In this Monody, the author bewails a learned friend, unfortunately drowned in his passage from Chester on the Irish seas, 1637; and by occasion foretells the ruin of our corrupted clergy, then in their highth.
YET once more, O ye laurels, and once more
I come to pluck your berries harsh and crude;
Shatter your leaves before the mellowing year:
With lucky words favour my destined urn;
And bid fair peace be to my sable shroud.
1. Yet once more. This has reference to his poetical compositions in general, or rather to his last poem, which was "Comus." He would say, "I am again, in the midst of other studies, unexpect edly and unwillingly called back to poetry; again compelled to write verses, in consequence of the recent disastrous loss of my shipwrecked friend," &c. The plants here mentioned are not as some have suspected, appropriated to elegy,
This poem first appeared in a Cambridge collection of verses on the death of Mr. Edward King, fellow of Christ's college, printed at Cambridge in a thin quarto, 1638. It consists of three Greek, nineteen Latin, and thirteen English poems.
Edward King, the subject of this Monody, was the son of Sir John King, knight, secretary for Ireland, under Queen Elizabeth, James I., and Charles I. He was sailing from Chester to Ireland, on a visit to his friends and relations in that country, when, in calm weather, not far from the English coast, the ship, a very crazy vessel, "a fatal and perfidious bark," struck on a rock, and suddenly sunk to the bottom with all that were on board, not one escaping, August 10, 1637. King was now only twenty-five years old: he was perhaps a native of Ireland, and at Cambridge he was distinguished for his piety, and proficiency in polite literature.
This poem, as appears by the Trinity manuscript, was written in November, 1637, when Milton was not quite twenty-nine years old.-T. WARTON.
For we were nursed upon the self-same hill;
Rough Satyrs danced, and Fauns with cloven heel

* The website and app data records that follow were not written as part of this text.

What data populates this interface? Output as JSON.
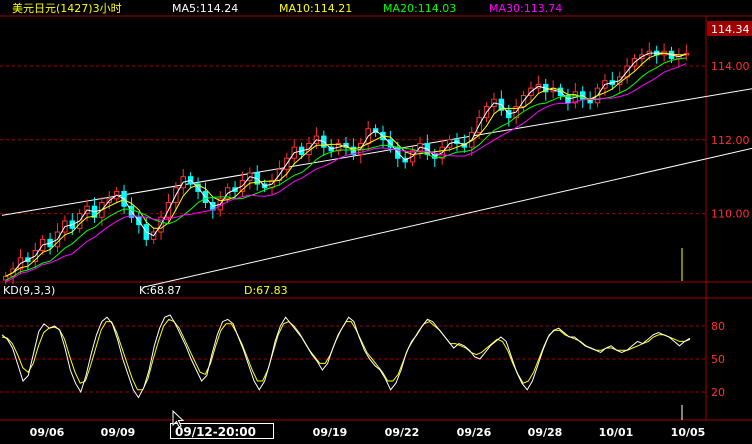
{
  "header": {
    "title": "美元日元(1427)3小时",
    "ma5": "MA5:114.24",
    "ma10": "MA10:114.21",
    "ma20": "MA20:114.03",
    "ma30": "MA30:113.74"
  },
  "kd_header": {
    "name": "KD(9,3,3)",
    "k": "K:68.87",
    "d": "D:67.83"
  },
  "price_tag": "114.34",
  "cursor_label": "09/12-20:00",
  "colors": {
    "background": "#000000",
    "up_candle": "#ff3030",
    "down_candle": "#00ffff",
    "ma5": "#ffffff",
    "ma10": "#ffff00",
    "ma20": "#00ff00",
    "ma30": "#ff00ff",
    "grid": "#a00000",
    "axis_text": "#ff3030",
    "header_text": "#ffff00"
  },
  "chart_data": [
    {
      "type": "candlestick",
      "title": "美元日元(1427)3小时",
      "y_ticks": [
        "114.00",
        "112.00",
        "110.00"
      ],
      "ylim": [
        108.2,
        115.3
      ],
      "last_price": 114.34,
      "x_ticks": [
        "09/06",
        "09/09",
        "09/12",
        "09/19",
        "09/22",
        "09/26",
        "09/28",
        "10/01",
        "10/05"
      ],
      "moving_averages": [
        {
          "name": "MA5",
          "last": 114.24
        },
        {
          "name": "MA10",
          "last": 114.21
        },
        {
          "name": "MA20",
          "last": 114.03
        },
        {
          "name": "MA30",
          "last": 113.74
        }
      ],
      "channel": {
        "upper": [
          [
            0,
            109.95
          ],
          [
            147,
            115.0
          ]
        ],
        "lower": [
          [
            19,
            108.0
          ],
          [
            147,
            113.95
          ]
        ]
      },
      "close": [
        108.3,
        108.5,
        108.8,
        108.7,
        109.0,
        109.3,
        109.1,
        109.5,
        109.8,
        109.6,
        110.0,
        110.2,
        109.9,
        110.3,
        110.4,
        110.6,
        110.2,
        109.9,
        109.7,
        109.3,
        109.5,
        109.9,
        110.3,
        110.7,
        111.0,
        110.8,
        110.6,
        110.3,
        110.1,
        110.4,
        110.7,
        110.6,
        110.9,
        111.1,
        110.8,
        110.7,
        110.9,
        111.2,
        111.5,
        111.8,
        111.6,
        111.9,
        112.1,
        111.8,
        111.7,
        111.9,
        111.8,
        111.6,
        111.9,
        112.3,
        112.2,
        112.0,
        111.8,
        111.5,
        111.4,
        111.7,
        111.9,
        111.6,
        111.5,
        111.8,
        112.0,
        111.9,
        111.8,
        112.2,
        112.6,
        112.9,
        113.1,
        112.8,
        112.6,
        112.9,
        113.2,
        113.4,
        113.5,
        113.3,
        113.4,
        113.2,
        113.0,
        113.3,
        113.1,
        113.0,
        113.4,
        113.6,
        113.5,
        113.7,
        114.0,
        114.2,
        114.3,
        114.4,
        114.3,
        114.4,
        114.2,
        114.3,
        114.34
      ],
      "oscillator": {
        "name": "KD(9,3,3)",
        "k_last": 68.87,
        "d_last": 67.83,
        "y_ticks": [
          80,
          50,
          20
        ],
        "k": [
          72,
          68,
          60,
          45,
          30,
          35,
          55,
          75,
          82,
          78,
          80,
          76,
          60,
          40,
          28,
          20,
          35,
          55,
          72,
          84,
          88,
          82,
          68,
          50,
          36,
          22,
          15,
          24,
          40,
          62,
          78,
          88,
          90,
          82,
          72,
          62,
          50,
          40,
          30,
          35,
          55,
          72,
          84,
          86,
          82,
          70,
          58,
          44,
          30,
          22,
          30,
          46,
          66,
          80,
          88,
          82,
          76,
          70,
          62,
          54,
          48,
          40,
          46,
          60,
          72,
          80,
          88,
          84,
          70,
          58,
          50,
          44,
          40,
          32,
          22,
          28,
          40,
          56,
          66,
          72,
          80,
          86,
          84,
          78,
          72,
          66,
          60,
          64,
          62,
          58,
          52,
          50,
          56,
          62,
          66,
          70,
          66,
          52,
          38,
          28,
          22,
          30,
          44,
          58,
          70,
          76,
          78,
          74,
          70,
          70,
          66,
          62,
          60,
          58,
          56,
          60,
          62,
          58,
          56,
          58,
          62,
          66,
          64,
          68,
          72,
          74,
          72,
          70,
          66,
          62,
          66,
          68.87
        ],
        "d": [
          70,
          69,
          64,
          54,
          42,
          38,
          46,
          62,
          74,
          78,
          79,
          77,
          68,
          52,
          38,
          28,
          30,
          44,
          60,
          76,
          84,
          84,
          74,
          60,
          46,
          32,
          22,
          22,
          32,
          50,
          66,
          80,
          86,
          84,
          78,
          68,
          58,
          48,
          38,
          36,
          46,
          62,
          76,
          82,
          82,
          74,
          64,
          52,
          40,
          30,
          30,
          40,
          56,
          72,
          82,
          84,
          80,
          74,
          66,
          58,
          52,
          46,
          46,
          54,
          66,
          76,
          84,
          84,
          76,
          66,
          56,
          50,
          44,
          38,
          30,
          30,
          36,
          48,
          60,
          68,
          76,
          82,
          84,
          80,
          76,
          70,
          64,
          64,
          62,
          60,
          56,
          54,
          56,
          60,
          64,
          68,
          66,
          58,
          46,
          36,
          28,
          30,
          38,
          50,
          62,
          72,
          76,
          76,
          72,
          70,
          68,
          66,
          62,
          60,
          58,
          58,
          60,
          60,
          58,
          58,
          58,
          60,
          62,
          64,
          66,
          70,
          72,
          72,
          70,
          68,
          66,
          66,
          67.83
        ]
      }
    }
  ]
}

But, O, the heavy change, now thou art gone,
The willows, and the hazel copses green,
Fanning their joyous leaves to thy soft lays.

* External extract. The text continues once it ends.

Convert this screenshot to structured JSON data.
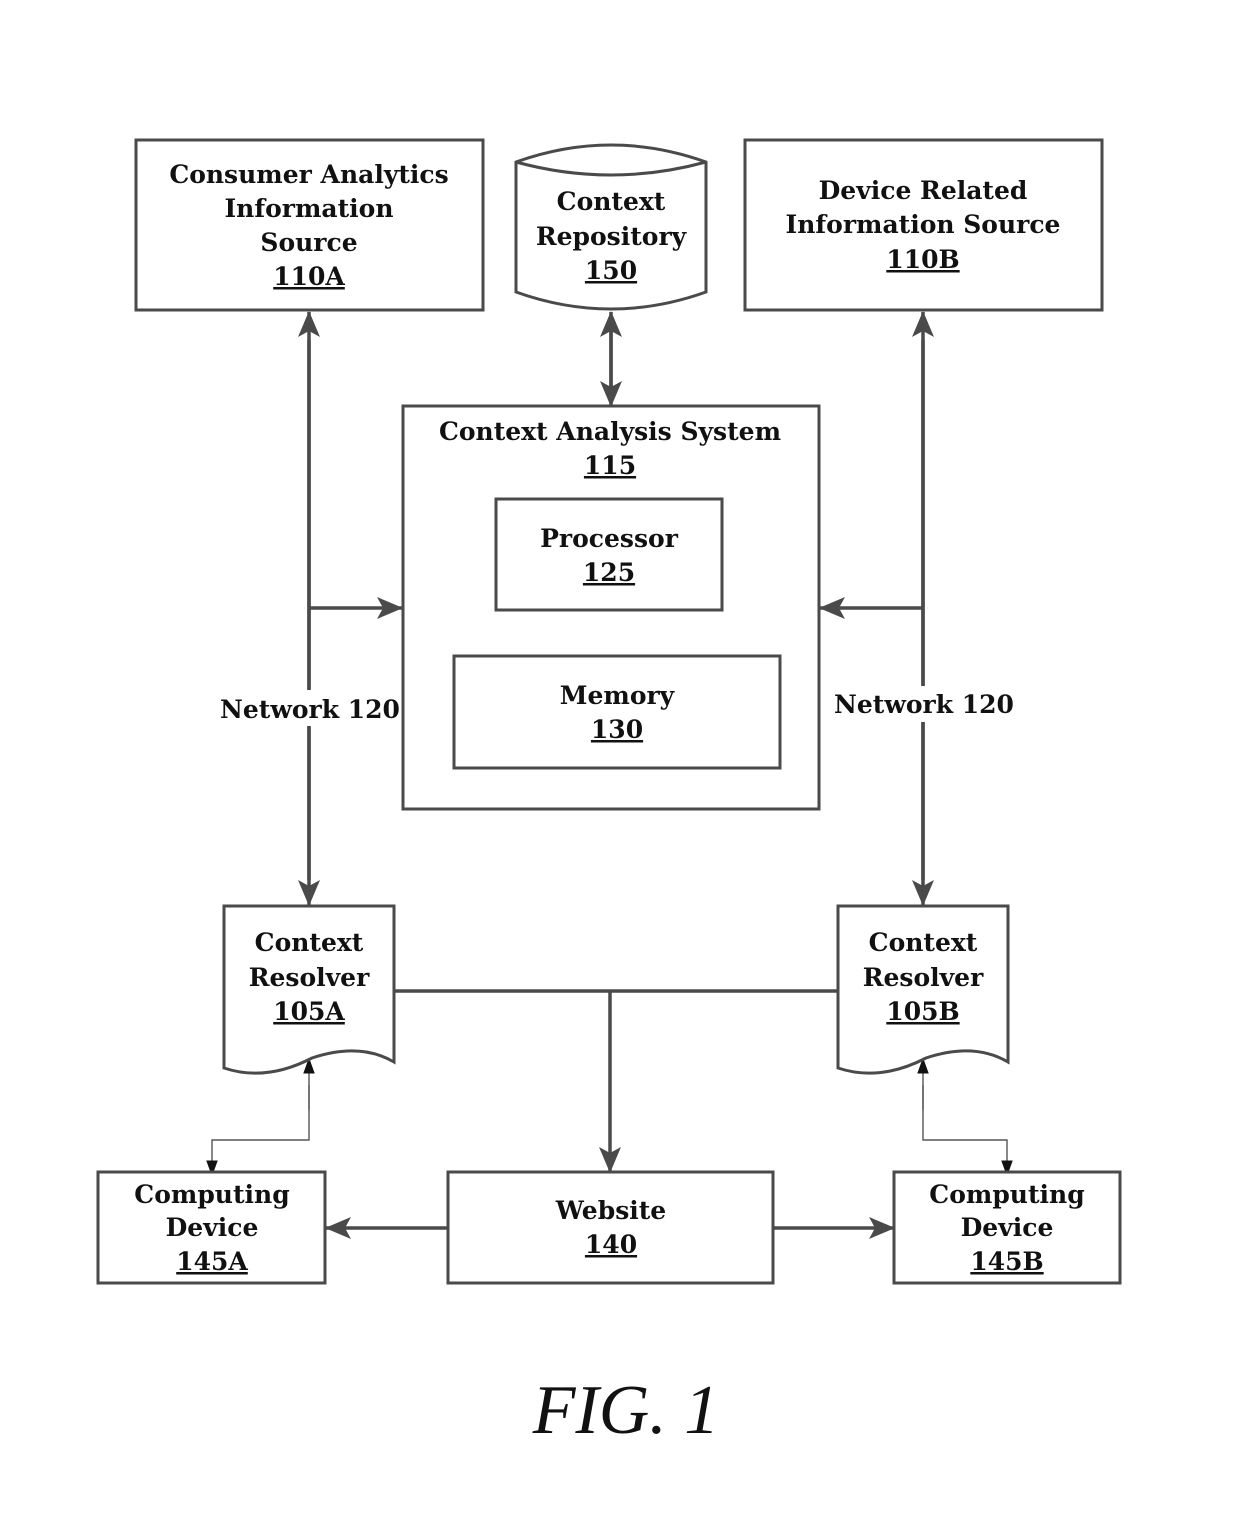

Or taint-worm to the weanling herds that graze,
Or frost to flowers, that their gay wardrobe wear,
27. We drove afield. That is, "we drove our flocks afield." I mention this, that Gray's echo of the passage in his Elegy, yet with another meaning, may not mislead many careless readers.
How jocund did they drive their team afield. From the regularity of his pursuits, the purity of his pleasures, his temperance, and general simplicity of life, Milton habitually became an early riser. Hence he gained an acquaintance with the beauties of the morning, which he so frequently contemplated with delight, and has therefore so repeatedly described, in all their various appearances.-T. WARTON. See Milton's own account of his morning hours, "Compendium of English Literature," page 268.
28. The sultry horn of the gray-fly, (called by naturalists the Trumpet-fly) is the sharp hum of this insect at noon, or the hottest part of the day.
Such, Lycidas, thy loss to shepherd's ear.
Where were ye, Nymphs, when the remorseless deep 50
36. Damatas, a character in Virgil's third Eclogue.
40. Gadding vine. Dr. Warburton supposes that the vine is here called gadding, because, being married to the elm, like too many other wives she is fond of gadding abroad, and seeking a new associate.
45. The whole context of words in this and the four following lines is melodious and enchanting.-BRYDGES.
50. Where were ye. This burst is as magnificent as it is affecting.-BRYDGES.
52. On the steep. In the midst of this wild imagery, the tombs of the Druids, dispersed over the solitary mountains of Denbighshire, the shaggy summits of Mona, and the wizard waters of Deva, (the Dee) Milton was in his favourite track of poetry: all these, too, are in the vicinity of the Irish Sea, where Lycidas was shipwrecked, and thus they have a real connection with the poet's subject— T. WARTON.